= Try it =
Could you please find each line in the records that contains the word "link" and copy it?

= Data for the task =
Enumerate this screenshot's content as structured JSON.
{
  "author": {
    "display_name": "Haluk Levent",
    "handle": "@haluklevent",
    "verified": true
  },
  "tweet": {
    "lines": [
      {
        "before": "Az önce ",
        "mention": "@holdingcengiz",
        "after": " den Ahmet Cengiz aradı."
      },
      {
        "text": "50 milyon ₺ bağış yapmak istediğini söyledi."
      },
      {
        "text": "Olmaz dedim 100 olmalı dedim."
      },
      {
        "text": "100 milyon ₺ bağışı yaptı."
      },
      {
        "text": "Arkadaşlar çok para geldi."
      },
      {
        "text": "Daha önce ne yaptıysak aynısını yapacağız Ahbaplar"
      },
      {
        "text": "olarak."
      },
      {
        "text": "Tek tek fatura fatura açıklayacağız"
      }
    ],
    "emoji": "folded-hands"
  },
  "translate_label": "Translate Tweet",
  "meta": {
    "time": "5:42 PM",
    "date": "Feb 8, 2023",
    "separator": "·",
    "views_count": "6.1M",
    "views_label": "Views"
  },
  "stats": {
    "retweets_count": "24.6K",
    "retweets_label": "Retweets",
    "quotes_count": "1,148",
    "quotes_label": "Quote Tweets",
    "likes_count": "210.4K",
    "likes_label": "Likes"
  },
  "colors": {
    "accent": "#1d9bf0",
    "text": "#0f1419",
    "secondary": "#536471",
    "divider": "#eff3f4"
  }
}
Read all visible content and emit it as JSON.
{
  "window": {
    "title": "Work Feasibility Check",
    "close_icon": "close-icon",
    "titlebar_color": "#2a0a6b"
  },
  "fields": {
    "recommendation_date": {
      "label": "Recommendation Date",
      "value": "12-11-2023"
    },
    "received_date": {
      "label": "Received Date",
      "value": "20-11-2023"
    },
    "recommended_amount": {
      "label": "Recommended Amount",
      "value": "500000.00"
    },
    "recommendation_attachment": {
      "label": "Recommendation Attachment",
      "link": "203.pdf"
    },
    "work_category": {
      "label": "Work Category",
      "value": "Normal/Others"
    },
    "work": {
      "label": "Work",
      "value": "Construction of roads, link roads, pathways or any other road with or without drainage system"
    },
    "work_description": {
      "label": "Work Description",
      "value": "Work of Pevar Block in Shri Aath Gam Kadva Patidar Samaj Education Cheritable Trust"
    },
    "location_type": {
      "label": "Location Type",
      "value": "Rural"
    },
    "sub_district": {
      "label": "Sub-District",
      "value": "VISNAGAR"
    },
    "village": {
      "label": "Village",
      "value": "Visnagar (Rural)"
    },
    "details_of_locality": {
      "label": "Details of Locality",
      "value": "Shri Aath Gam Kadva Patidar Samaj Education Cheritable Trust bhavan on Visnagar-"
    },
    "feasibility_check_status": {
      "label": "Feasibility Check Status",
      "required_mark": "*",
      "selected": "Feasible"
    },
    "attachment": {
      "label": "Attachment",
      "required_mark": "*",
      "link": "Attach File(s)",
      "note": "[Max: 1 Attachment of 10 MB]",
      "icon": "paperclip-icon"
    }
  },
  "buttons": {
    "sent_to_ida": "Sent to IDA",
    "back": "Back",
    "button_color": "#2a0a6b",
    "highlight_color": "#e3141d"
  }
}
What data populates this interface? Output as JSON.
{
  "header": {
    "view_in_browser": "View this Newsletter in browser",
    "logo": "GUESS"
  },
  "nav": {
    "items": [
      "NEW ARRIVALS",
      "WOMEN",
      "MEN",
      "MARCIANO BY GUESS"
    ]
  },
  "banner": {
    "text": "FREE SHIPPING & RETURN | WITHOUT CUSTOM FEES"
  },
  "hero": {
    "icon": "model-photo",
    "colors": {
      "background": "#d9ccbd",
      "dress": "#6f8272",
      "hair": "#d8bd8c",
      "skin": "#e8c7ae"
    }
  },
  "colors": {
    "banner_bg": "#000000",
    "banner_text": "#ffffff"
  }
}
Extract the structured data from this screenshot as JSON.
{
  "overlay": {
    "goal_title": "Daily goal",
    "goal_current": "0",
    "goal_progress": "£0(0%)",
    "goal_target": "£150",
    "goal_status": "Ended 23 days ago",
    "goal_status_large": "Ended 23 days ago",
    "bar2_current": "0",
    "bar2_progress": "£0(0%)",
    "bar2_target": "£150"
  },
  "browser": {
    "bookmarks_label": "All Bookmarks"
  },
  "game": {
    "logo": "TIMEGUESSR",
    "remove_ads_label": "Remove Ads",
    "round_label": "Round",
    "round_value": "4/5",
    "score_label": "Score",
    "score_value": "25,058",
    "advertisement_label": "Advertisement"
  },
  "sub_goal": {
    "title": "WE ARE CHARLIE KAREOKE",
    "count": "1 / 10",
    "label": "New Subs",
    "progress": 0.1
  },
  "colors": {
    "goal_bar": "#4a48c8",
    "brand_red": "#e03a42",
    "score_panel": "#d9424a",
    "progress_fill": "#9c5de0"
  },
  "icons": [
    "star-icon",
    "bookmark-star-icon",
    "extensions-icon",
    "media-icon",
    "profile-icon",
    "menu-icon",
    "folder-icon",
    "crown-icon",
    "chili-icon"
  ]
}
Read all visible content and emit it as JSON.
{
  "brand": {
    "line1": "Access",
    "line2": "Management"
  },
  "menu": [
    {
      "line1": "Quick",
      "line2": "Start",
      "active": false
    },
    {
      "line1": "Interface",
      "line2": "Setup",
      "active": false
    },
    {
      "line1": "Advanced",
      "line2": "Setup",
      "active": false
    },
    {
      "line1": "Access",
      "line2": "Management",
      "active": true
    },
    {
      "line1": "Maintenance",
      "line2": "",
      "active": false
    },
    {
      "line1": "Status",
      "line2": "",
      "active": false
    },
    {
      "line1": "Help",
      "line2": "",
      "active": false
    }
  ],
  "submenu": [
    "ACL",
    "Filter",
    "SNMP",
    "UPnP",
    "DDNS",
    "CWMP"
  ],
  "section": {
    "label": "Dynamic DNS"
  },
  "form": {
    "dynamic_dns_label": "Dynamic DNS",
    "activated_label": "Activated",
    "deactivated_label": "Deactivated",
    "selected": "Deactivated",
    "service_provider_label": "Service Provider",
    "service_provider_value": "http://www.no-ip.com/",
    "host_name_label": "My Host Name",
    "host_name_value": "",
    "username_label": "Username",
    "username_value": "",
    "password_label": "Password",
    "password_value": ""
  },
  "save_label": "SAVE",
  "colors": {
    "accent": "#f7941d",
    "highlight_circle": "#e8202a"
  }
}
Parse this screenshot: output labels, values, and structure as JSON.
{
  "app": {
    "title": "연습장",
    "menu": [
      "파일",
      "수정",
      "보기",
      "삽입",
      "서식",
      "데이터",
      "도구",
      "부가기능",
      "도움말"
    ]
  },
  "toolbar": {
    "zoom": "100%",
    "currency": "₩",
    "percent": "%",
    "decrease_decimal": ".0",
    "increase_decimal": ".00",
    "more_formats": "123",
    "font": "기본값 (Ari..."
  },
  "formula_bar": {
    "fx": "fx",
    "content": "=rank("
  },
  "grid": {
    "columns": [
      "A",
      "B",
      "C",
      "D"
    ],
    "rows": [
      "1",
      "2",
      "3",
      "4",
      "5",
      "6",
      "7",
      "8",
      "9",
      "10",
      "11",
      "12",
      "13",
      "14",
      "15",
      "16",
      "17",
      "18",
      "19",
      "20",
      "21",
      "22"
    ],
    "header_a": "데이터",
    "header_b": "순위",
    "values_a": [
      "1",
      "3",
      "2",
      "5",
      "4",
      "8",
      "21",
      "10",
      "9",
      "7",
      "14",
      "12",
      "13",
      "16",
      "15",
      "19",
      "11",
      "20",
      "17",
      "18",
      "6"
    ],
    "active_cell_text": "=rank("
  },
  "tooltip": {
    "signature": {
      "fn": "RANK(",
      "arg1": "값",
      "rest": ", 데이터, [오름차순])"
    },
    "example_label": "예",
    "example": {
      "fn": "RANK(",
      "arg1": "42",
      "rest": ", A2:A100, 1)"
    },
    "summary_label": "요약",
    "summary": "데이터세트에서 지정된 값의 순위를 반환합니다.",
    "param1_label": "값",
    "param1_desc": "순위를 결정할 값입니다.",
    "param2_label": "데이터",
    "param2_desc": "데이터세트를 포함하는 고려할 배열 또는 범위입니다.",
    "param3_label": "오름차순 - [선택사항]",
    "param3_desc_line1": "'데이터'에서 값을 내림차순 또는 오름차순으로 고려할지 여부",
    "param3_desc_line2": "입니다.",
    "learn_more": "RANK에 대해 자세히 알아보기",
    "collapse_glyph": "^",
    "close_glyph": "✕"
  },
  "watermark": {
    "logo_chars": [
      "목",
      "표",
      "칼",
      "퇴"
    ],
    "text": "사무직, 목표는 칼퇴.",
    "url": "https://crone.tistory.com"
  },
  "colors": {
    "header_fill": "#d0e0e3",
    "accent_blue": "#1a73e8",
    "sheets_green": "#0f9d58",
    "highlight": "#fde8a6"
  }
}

= Written reply =
      "link": "203.pdf"
      "value": "Construction of roads, link roads, pathways or any other road with or without drainage system"
      "link": "Attach File(s)",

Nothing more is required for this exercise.